    1) I think it can be beneficial but be very careful if you go down this route. Some companies are scams and some don't offer the training you thought you would get, but it would be too late as they already have their hands on your money. I think the better way is to contact legit companies in your desired field and ask them for work experience. Having a real company's name on your CV will demonstrate that it took you more effort to land the placement and looks far more impressive than training that you paid for (employers can check this). Another advantage is that you can make professional contacts which will be more useful for job hunting.

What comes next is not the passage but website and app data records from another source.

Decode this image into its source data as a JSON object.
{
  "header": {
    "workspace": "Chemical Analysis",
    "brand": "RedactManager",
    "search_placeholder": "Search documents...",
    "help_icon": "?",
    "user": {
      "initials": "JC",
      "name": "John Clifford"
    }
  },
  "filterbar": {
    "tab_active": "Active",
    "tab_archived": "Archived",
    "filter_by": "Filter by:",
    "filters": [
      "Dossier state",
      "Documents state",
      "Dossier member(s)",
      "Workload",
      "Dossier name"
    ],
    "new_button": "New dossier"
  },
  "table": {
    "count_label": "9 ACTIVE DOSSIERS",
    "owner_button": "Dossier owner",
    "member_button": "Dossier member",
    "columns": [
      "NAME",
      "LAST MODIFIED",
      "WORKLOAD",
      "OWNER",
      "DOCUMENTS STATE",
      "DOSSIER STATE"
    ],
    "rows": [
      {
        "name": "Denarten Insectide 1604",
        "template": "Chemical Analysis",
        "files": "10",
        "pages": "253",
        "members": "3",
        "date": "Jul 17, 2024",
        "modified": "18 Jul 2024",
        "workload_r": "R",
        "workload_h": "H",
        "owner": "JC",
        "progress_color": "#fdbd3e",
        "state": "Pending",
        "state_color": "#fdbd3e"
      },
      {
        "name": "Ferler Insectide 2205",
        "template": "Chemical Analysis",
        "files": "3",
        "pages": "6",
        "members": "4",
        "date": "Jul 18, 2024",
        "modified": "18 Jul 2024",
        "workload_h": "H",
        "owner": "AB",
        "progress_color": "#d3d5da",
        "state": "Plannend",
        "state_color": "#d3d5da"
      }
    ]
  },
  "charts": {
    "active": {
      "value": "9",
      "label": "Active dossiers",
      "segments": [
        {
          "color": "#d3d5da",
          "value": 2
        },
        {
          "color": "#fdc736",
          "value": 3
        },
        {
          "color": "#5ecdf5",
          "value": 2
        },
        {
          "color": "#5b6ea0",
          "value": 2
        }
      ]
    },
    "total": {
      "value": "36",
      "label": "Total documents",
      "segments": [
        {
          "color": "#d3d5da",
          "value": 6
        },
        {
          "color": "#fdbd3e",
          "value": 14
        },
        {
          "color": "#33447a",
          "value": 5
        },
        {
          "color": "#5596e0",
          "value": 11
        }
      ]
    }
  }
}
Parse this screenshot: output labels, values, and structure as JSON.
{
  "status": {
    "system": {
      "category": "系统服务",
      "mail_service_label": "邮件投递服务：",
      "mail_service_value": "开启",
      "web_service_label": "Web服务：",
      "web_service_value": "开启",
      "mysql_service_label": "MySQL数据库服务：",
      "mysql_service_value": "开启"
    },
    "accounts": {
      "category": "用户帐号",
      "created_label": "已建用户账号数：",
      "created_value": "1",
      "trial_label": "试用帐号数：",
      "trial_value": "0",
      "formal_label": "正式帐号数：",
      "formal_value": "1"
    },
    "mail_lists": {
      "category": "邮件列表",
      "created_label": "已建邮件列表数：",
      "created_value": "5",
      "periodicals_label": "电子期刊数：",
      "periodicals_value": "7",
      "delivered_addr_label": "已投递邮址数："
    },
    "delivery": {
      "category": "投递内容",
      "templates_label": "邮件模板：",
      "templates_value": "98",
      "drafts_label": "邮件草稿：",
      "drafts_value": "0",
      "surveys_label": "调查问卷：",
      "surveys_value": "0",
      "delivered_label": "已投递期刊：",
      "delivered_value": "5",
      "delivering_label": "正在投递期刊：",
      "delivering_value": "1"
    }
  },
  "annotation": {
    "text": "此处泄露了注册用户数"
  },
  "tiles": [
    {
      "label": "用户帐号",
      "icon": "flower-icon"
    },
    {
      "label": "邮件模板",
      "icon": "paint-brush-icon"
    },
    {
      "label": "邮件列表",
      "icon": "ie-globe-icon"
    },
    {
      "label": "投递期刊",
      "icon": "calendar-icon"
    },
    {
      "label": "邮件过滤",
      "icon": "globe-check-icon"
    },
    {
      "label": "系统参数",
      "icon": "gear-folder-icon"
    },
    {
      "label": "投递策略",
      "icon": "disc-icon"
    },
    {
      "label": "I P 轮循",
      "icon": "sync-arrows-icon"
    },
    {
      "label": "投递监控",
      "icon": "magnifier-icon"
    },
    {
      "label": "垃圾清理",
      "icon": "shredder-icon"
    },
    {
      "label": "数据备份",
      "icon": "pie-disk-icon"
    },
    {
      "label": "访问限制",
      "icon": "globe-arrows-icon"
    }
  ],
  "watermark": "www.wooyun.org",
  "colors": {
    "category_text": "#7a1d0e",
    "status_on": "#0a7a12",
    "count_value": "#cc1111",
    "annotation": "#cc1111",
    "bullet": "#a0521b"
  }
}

    2) What you learn at university is useful if you are looking for a career directly related to it. However, it isn't everything. Whilst working, you will need to combine what you learnt with practical experience. Working in real-life situations with real people. Going to university will help you, but you have to work hard to implement the theory independently.
    • Thread Starter
    Offline

    5
    ReputationRep:
    (Original post by cheesecakelove)
    1) I think it can be beneficial but be very careful if you go down this route. Some companies are scams and some don't offer the training you thought you would get, but it would be too late as they already have their hands on your money. I think the better way is to contact legit companies in your desired field and ask them for work experience. Having a real company's name on your CV will demonstrate that it took you more effort to land the placement and looks far more impressive than training that you paid for (employers can check this). Another advantage is that you can make professional contacts which will be more useful for job hunting.

    2) What you learn at university is useful if you are looking for a career directly related to it. However, it isn't everything. Whilst working, you will need to combine what you learnt with practical experience. Working in real-life situations with real people. Going to university will help you, but you have to work hard to implement the theory independently.
    1) For Corporations, they only hire the best of the best, meaning you might not meet the requirements they're asking for. SME's usually tend to look the other way. As i said i know some friends are working long hours and their work load is exhausting, who are working for free. Most graduates look for training contracts and usually get a part time job in the process. Yes i would say networking is the most important because it's about the people you know.

    2) If you study in your field. Theory based isn't always related to the practical environment. Universities are all Charities meaning they help prepare you for employment.
 
 
 
  • See more of what you like on The Student Room

    You can personalise what you see on TSR. Tell us a little about yourself to get started.

  • Poll
    What newspaper do you read/prefer?
    Useful resources

    Articles:

    Guide to finance and bankingGuide to accountancy

    Featured recruiter profiles:

    Deutsche Bank logo

    Deutsche Bank is recruiting

    "Thrive in an international banking environment"

    ICAEW logo

    ICAEW

    "Choose a career journey with limitless possibilities."

    Quick link:

    Unanswered finance and accountancy threads

    Groups associated with this forum:

    View associated groups
  • See more of what you like on The Student Room

    You can personalise what you see on TSR. Tell us a little about yourself to get started.

  • The Student Room, Get Revising and Marked by Teachers are trading names of The Student Room Group Ltd.

    Register Number: 04666380 (England and Wales), VAT No. 806 8067 22 Registered Office: International House, Queens Road, Brighton, BN1 3XE

    Quick reply
    Reputation gems: You get these gems as you gain rep from other members for making good contributions and giving helpful advice.